China will still maintain pandemic control, yet its effect would be mitigated through the fine-tuning of those regulations to each area, Bloomberg reported.

The commission also called on e-commerce vendors and online entertainment channels to introduce more sales promotions during the season.

South Korea Interest Rates

In a bid to combat inflation, the Bank of Korea decided to raise its interest by 0.25 percent to the pre-pandemic level of 1.25 percent.

The bank also signaled that further hikes would take place in the remainder of the year, according to The Wall Street Journal.
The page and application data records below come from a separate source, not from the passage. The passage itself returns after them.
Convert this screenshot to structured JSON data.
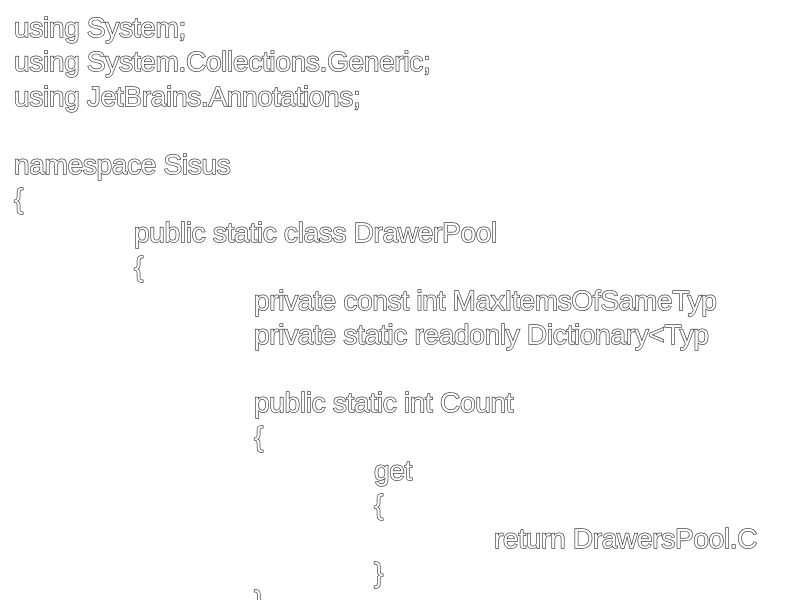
{
  "code": {
    "lines": [
      "using System;",
      "using System.Collections.Generic;",
      "using JetBrains.Annotations;",
      "",
      "namespace Sisus",
      "{",
      "public static class DrawerPool",
      "{",
      "private const int MaxItemsOfSameTyp",
      "private static readonly Dictionary<Typ",
      "",
      "public static int Count",
      "{",
      "get",
      "{",
      "return DrawersPool.C",
      "}",
      "}"
    ]
  }
}
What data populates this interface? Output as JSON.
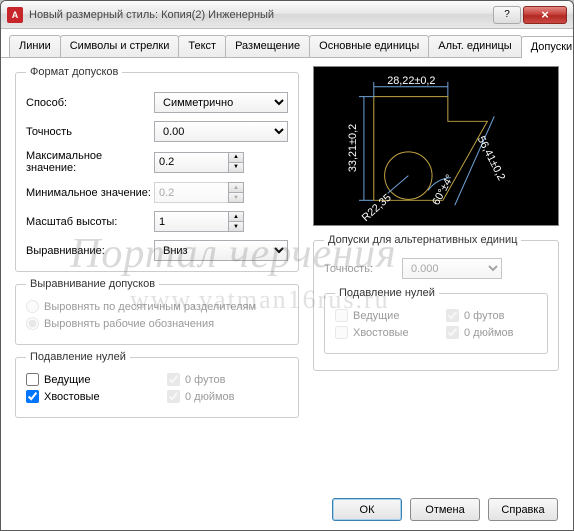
{
  "window": {
    "app_glyph": "A",
    "title": "Новый размерный стиль: Копия(2) Инженерный"
  },
  "tabs": {
    "t0": "Линии",
    "t1": "Символы и стрелки",
    "t2": "Текст",
    "t3": "Размещение",
    "t4": "Основные единицы",
    "t5": "Альт. единицы",
    "t6": "Допуски"
  },
  "format": {
    "legend": "Формат допусков",
    "method_label": "Способ:",
    "method_value": "Симметрично",
    "precision_label": "Точность",
    "precision_value": "0.00",
    "max_label": "Максимальное значение:",
    "max_value": "0.2",
    "min_label": "Минимальное значение:",
    "min_value": "0.2",
    "scale_label": "Масштаб высоты:",
    "scale_value": "1",
    "align_label": "Выравнивание:",
    "align_value": "Вниз"
  },
  "tol_align": {
    "legend": "Выравнивание допусков",
    "r1": "Выровнять по десятичным разделителям",
    "r2": "Выровнять рабочие обозначения"
  },
  "zero_left": {
    "legend": "Подавление нулей",
    "c1": "Ведущие",
    "c2": "Хвостовые",
    "c3": "0 футов",
    "c4": "0 дюймов"
  },
  "alt": {
    "legend": "Допуски для альтернативных единиц",
    "precision_label": "Точность:",
    "precision_value": "0.000"
  },
  "zero_right": {
    "legend": "Подавление нулей",
    "c1": "Ведущие",
    "c2": "Хвостовые",
    "c3": "0 футов",
    "c4": "0 дюймов"
  },
  "preview": {
    "dim_top": "28,22±0,2",
    "dim_left": "33,21±0,2",
    "dim_diag": "56,41±0,2",
    "dim_rad": "R22,35",
    "dim_ang": "60°±4°"
  },
  "footer": {
    "ok": "ОК",
    "cancel": "Отмена",
    "help": "Справка"
  },
  "watermark": {
    "l1": "Портал черчения",
    "l2": "www.vatman16rus.ru"
  }
}
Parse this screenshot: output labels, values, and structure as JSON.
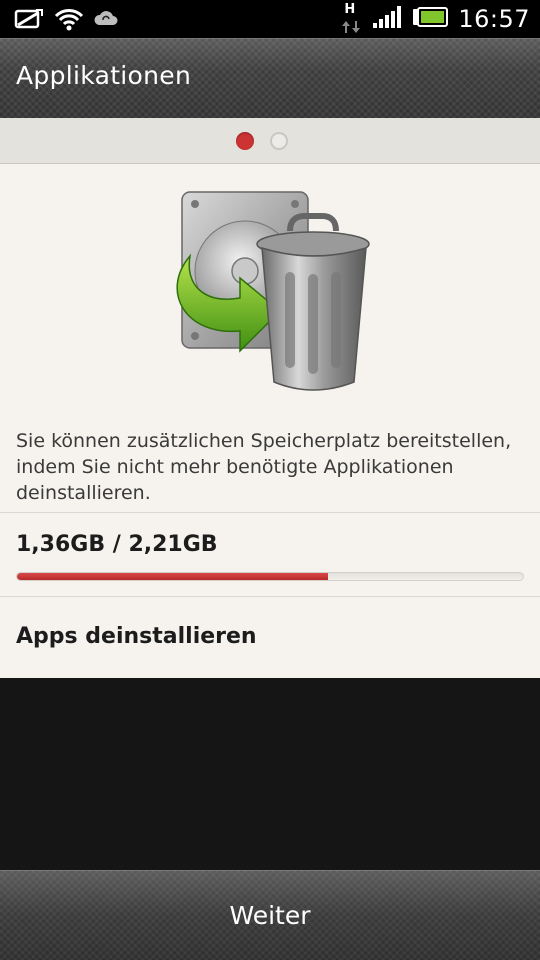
{
  "status_bar": {
    "time": "16:57",
    "network_type": "H",
    "icons": [
      "screenshot-icon",
      "wifi-icon",
      "sync-cloud-icon",
      "data-transfer-icon",
      "signal-icon",
      "battery-icon"
    ]
  },
  "header": {
    "title": "Applikationen"
  },
  "pager": {
    "current_page": 1,
    "total_pages": 2,
    "active_color": "#cc3333"
  },
  "main": {
    "hero_icons": [
      "hard-drive-icon",
      "arrow-icon",
      "trash-can-icon"
    ],
    "description": "Sie können zusätzlichen Speicherplatz bereitstellen, indem Sie nicht mehr benötigte Applikationen deinstallieren.",
    "storage": {
      "label": "1,36GB / 2,21GB",
      "used_fraction": 0.615,
      "bar_color": "#cc3333"
    },
    "action_label": "Apps deinstallieren"
  },
  "footer": {
    "next_label": "Weiter"
  }
}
The country’s annual inflation rate reached 3.7 percent in December, noticeably above the central bank’s target of 2 percent.

Inflation is set to remain above the 3 percent mark for a while and would average more than 2.5 percent for the full year, the bank’s governor, Lee Ju-yeol, said.

German GDP growth

German gross domestic product rose by 2.7 percent in 2021 compared to 2020, according to first calculations by the Federal Statistical Office (Destatis).


“Economic development has been largely dependent on the infection rates of Covid-19 and associated preventive measures also in 2021,” said Dr. Georg Thiel, head of the Federal Statistical Office, at the press conference on the 2021 GDP in Wiesbaden. 

“Despite the continuing pandemic situation, more delivery bottlenecks and material shortages, the German economy has managed to recover from the sharp decline last year, even though the economic performance has not yet reached the pre-crisis level agai,” Thiel continued.

Moreover, GDP in 2021 was still 2.0 percent lower than it was in 2019 the year before COVID-19 started.

UK economy

Britain's economy grew 0.9 percent faster than expected in November, before the latest wave of coronavirus infections and restrictions on many businesses, and was 0.7 percent larger than it was in February 2020, according to the Office for National Statistics.


“It's amazing to see the size of the economy back to pre-pandemic levels in November – a testament to the grit and determination of the British people,” finance minister Rishi Sunak said.


Government deposits with SAMA in biggest monthly drop since 2016  

Government deposits with SAMA in biggest monthly drop since 2016  
Updated 16 January 2022

Government deposits with SAMA in biggest monthly drop since 2016  

Government deposits with SAMA in biggest monthly drop since 2016  
  • Compared to December 2020, SAMA's net foreign assets fell 2.4 percent

The government’s deposits with the Saudi Central Bank fell by SR74.7 billion ($19.9 billion) during December to reach SR538, preliminary data posted by SAMA revealed.

This change represents the biggest monthly drawdown of government deposits with SAMA since November 2016 when they fell by SR90.3 billion.

At the same time during December 2021, net foreign assets held by the Saudi Central Bank dropped by 2 percent from November to SR1.64 trillion, according to preliminary data.

Compared to December 2020, SAMA's net foreign assets fell 2.4 percent.

In addition, the Kingdom’s monetary base – which is the sum of currency outside banks, cash in vaults and bank deposits with SAMA – edged up by 0.5 percent in December on a month-on-month basis to reach SR356 billion.